Client: Nido Early School
lyPa constructed and installed a large selection of bespoke play equipment for Nido’s new childcare center in Belmont. A customised raised climber with double slides and underside hidey-holes allows for children to escape the surrounding activity. Cargo nets and steps provide a variety of access paths to the top of the climber. The inclusion of talking tubes allows kids at the top of the climber to connect with those underneath.
lyPa created a series of cast insitu concrete water creek plinths connected to a water fountain via a water play table with gate. These water play elements sit within a sand pit which allow for an immersive water and sand play experience. The plinths utilise exposed aggregate concrete to create a tactile experience. Within the same sandpit lyPa installed a kitchen bench with a concrete top. This provides an additional opportunity for the children to explore sand and water play.
A selection of other bespoke cubbies were installed including a Shop Front Cubby and a Creeper Cubby. The Creeper Cubby utilizes wire mesh to allow adjacent climbers to cover the structure, producing a cubby space cocooned in vegetation.

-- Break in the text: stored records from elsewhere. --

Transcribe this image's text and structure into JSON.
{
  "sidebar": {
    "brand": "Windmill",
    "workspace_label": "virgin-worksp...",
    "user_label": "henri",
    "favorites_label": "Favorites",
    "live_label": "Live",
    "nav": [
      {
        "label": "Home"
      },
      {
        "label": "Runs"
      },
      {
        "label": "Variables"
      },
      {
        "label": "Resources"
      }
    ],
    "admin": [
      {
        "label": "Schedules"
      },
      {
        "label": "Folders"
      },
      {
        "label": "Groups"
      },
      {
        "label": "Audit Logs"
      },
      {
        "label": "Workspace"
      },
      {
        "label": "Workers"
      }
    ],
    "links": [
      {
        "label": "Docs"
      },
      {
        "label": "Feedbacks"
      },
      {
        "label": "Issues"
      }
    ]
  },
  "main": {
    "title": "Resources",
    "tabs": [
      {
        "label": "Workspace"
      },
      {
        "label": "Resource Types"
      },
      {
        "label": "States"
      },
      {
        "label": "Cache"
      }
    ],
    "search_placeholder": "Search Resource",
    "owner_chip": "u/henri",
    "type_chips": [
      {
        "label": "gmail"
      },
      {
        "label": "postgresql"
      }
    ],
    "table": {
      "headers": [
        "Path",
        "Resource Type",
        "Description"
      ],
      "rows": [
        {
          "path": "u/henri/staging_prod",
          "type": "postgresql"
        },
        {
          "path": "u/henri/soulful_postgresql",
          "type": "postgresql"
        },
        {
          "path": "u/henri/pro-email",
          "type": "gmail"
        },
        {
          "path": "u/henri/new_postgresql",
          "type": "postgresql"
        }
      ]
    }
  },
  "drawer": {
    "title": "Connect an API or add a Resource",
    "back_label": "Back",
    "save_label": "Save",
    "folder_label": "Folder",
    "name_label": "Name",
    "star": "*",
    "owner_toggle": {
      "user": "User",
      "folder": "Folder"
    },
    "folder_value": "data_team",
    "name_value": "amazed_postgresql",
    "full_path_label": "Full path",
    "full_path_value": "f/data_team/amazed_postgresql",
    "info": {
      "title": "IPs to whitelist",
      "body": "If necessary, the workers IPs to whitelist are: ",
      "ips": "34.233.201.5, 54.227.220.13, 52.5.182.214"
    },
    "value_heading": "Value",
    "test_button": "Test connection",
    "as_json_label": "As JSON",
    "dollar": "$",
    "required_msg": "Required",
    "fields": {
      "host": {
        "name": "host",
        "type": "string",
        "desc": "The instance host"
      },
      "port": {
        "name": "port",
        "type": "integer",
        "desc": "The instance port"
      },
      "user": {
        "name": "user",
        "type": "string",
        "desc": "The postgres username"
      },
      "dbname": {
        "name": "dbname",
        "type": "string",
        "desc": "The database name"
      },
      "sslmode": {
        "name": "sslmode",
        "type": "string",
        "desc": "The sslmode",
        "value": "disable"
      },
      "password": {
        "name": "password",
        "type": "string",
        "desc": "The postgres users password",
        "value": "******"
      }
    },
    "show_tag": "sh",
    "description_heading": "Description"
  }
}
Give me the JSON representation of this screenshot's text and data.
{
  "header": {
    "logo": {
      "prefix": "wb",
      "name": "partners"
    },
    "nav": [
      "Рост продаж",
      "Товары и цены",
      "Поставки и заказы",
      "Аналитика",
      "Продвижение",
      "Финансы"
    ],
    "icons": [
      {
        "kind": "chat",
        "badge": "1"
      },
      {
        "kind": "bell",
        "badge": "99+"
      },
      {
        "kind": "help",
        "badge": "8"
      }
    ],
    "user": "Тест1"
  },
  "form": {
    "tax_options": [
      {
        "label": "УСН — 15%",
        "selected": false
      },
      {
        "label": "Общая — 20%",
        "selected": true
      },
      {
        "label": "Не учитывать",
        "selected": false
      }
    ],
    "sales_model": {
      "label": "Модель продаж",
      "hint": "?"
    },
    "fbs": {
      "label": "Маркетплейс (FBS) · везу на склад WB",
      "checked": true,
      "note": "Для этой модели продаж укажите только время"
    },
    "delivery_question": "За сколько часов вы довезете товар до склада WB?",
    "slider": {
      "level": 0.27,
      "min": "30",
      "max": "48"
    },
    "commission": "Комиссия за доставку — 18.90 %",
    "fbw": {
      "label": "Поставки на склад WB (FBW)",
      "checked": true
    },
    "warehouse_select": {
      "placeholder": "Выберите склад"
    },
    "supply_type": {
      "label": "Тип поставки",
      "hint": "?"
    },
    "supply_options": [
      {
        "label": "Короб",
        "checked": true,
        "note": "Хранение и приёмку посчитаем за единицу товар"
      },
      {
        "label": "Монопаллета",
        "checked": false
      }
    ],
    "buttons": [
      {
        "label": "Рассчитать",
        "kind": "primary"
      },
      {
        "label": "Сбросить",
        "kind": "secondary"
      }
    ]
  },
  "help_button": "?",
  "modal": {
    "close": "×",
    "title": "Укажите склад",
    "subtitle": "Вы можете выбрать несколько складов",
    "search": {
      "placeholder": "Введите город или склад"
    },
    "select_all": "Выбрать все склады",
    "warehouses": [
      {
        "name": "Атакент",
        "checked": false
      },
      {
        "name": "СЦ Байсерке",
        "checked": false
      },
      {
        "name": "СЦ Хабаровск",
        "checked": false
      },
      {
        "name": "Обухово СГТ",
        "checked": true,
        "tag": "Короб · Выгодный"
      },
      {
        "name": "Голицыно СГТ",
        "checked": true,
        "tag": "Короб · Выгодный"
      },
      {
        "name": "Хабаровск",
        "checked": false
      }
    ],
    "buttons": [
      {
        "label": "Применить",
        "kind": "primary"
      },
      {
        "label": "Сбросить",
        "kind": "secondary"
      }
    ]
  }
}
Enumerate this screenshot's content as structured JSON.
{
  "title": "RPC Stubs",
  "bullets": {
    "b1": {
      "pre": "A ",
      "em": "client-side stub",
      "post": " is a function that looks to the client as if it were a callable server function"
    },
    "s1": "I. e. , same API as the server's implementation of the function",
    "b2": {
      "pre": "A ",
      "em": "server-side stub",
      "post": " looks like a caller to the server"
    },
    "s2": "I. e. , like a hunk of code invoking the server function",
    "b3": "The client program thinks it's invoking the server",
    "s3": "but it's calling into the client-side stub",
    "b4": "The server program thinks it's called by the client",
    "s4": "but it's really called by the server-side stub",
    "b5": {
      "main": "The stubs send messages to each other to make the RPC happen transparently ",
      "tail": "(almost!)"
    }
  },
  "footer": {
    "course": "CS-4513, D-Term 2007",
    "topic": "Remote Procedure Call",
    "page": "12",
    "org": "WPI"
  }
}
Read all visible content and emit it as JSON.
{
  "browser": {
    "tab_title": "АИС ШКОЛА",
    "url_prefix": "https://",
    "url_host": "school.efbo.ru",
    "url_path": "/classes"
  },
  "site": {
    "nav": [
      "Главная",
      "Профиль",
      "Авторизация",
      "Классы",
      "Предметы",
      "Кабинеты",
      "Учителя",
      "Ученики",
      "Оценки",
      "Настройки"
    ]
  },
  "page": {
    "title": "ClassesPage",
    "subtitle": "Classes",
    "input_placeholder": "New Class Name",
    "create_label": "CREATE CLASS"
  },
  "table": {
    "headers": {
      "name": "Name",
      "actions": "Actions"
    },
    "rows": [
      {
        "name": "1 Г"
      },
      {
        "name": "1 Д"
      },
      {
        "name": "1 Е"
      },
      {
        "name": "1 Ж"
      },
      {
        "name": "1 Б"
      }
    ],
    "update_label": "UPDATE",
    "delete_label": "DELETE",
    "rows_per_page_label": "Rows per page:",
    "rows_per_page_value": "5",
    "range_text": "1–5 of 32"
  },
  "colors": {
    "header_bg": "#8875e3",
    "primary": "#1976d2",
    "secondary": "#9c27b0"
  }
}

A Magnetic Activity Panel was included which provides a variety of play and learning experiences. It can be used with magnetic numbers and letters; as a story board; for weaving; and when our magnetic channels are used with water or small balls, children can experiment with and learn about basic science principles. In addition, a Blackboard Activity Panel was also included, assisting children to express their creativity, or pass on messages to each other. The blackboard can also be used in role play games, helping children to reflect on, process, and understand experiences had in the classroom.
Other play equipment that was installed as part of the design include a Wigwam, a bird aviary, Balance Sleepers with Stumps and Jarrah Steppers to create journey pathways. Jarrah clad planters were also installed to grow a variety of planting including sensory and edible plants. The planters have an inner lining to contain the soil, and also a self-contained water reservoir to reduce the frequency of watering.